DIRECTIONS FOR THIS TASK: Reproduce every entry in the listing without alteration.

EXERCISE INPUTS:
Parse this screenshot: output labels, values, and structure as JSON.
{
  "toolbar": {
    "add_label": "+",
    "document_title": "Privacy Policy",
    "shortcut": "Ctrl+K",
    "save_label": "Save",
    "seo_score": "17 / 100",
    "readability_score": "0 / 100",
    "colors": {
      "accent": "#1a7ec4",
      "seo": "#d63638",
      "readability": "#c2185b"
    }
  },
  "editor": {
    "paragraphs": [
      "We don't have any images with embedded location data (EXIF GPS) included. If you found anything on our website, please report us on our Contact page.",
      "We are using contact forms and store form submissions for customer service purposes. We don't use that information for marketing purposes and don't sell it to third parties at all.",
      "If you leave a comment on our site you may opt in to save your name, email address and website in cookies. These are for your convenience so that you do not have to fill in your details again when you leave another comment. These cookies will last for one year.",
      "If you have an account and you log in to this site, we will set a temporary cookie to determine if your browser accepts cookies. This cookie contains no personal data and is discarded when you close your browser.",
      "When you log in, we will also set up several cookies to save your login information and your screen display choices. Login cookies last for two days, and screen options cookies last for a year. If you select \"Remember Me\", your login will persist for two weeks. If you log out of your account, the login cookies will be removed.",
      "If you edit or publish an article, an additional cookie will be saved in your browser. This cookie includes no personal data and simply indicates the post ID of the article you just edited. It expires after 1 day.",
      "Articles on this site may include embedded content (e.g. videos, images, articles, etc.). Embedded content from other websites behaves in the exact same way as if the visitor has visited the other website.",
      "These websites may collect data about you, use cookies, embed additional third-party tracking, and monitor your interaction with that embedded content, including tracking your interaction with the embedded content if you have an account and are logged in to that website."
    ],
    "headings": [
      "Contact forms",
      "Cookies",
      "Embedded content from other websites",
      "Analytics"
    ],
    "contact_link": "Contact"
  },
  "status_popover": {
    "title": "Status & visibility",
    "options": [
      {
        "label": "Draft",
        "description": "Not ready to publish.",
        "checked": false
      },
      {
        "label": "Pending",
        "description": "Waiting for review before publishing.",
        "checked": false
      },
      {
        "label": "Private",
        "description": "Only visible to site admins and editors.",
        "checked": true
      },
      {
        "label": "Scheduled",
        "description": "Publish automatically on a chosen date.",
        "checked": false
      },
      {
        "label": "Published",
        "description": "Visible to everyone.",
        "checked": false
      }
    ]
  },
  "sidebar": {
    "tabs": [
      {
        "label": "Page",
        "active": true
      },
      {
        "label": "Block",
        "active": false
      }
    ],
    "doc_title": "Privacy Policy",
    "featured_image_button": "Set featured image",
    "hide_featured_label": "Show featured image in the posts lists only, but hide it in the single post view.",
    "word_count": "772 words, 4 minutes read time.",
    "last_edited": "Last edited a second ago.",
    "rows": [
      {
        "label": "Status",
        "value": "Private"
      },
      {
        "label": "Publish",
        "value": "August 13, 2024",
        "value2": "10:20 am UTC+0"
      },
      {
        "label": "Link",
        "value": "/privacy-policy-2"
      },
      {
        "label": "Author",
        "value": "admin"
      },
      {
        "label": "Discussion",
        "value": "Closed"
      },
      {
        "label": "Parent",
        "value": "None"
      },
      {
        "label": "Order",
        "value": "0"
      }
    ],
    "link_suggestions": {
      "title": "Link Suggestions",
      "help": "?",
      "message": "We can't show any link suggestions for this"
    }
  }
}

RESPONSE BOX:
Parse this screenshot: output labels, values, and structure as JSON.
{
  "toolbar": {
    "add_label": "+",
    "document_title": "Privacy Policy",
    "shortcut": "Ctrl+K",
    "save_label": "Save",
    "seo_score": "17 / 100",
    "readability_score": "0 / 100",
    "colors": {
      "accent": "#1a7ec4",
      "seo": "#d63638",
      "readability": "#c2185b"
    }
  },
  "editor": {
    "paragraphs": [
      "We don't have any images with embedded location data (EXIF GPS) included. If you found anything on our website, please report us on our Contact page.",
      "We are using contact forms and store form submissions for customer service purposes. We don't use that information for marketing purposes and don't sell it to third parties at all.",
      "If you leave a comment on our site you may opt in to save your name, email address and website in cookies. These are for your convenience so that you do not have to fill in your details again when you leave another comment. These cookies will last for one year.",
      "If you have an account and you log in to this site, we will set a temporary cookie to determine if your browser accepts cookies. This cookie contains no personal data and is discarded when you close your browser.",
      "When you log in, we will also set up several cookies to save your login information and your screen display choices. Login cookies last for two days, and screen options cookies last for a year. If you select \"Remember Me\", your login will persist for two weeks. If you log out of your account, the login cookies will be removed.",
      "If you edit or publish an article, an additional cookie will be saved in your browser. This cookie includes no personal data and simply indicates the post ID of the article you just edited. It expires after 1 day.",
      "Articles on this site may include embedded content (e.g. videos, images, articles, etc.). Embedded content from other websites behaves in the exact same way as if the visitor has visited the other website.",
      "These websites may collect data about you, use cookies, embed additional third-party tracking, and monitor your interaction with that embedded content, including tracking your interaction with the embedded content if you have an account and are logged in to that website."
    ],
    "headings": [
      "Contact forms",
      "Cookies",
      "Embedded content from other websites",
      "Analytics"
    ],
    "contact_link": "Contact"
  },
  "status_popover": {
    "title": "Status & visibility",
    "options": [
      {
        "label": "Draft",
        "description": "Not ready to publish.",
        "checked": false
      },
      {
        "label": "Pending",
        "description": "Waiting for review before publishing.",
        "checked": false
      },
      {
        "label": "Private",
        "description": "Only visible to site admins and editors.",
        "checked": true
      },
      {
        "label": "Scheduled",
        "description": "Publish automatically on a chosen date.",
        "checked": false
      },
      {
        "label": "Published",
        "description": "Visible to everyone.",
        "checked": false
      }
    ]
  },
  "sidebar": {
    "tabs": [
      {
        "label": "Page",
        "active": true
      },
      {
        "label": "Block",
        "active": false
      }
    ],
    "doc_title": "Privacy Policy",
    "featured_image_button": "Set featured image",
    "hide_featured_label": "Show featured image in the posts lists only, but hide it in the single post view.",
    "word_count": "772 words, 4 minutes read time.",
    "last_edited": "Last edited a second ago.",
    "rows": [
      {
        "label": "Status",
        "value": "Private"
      },
      {
        "label": "Publish",
        "value": "August 13, 2024",
        "value2": "10:20 am UTC+0"
      },
      {
        "label": "Link",
        "value": "/privacy-policy-2"
      },
      {
        "label": "Author",
        "value": "admin"
      },
      {
        "label": "Discussion",
        "value": "Closed"
      },
      {
        "label": "Parent",
        "value": "None"
      },
      {
        "label": "Order",
        "value": "0"
      }
    ],
    "link_suggestions": {
      "title": "Link Suggestions",
      "help": "?",
      "message": "We can't show any link suggestions for this"
    }
  }
}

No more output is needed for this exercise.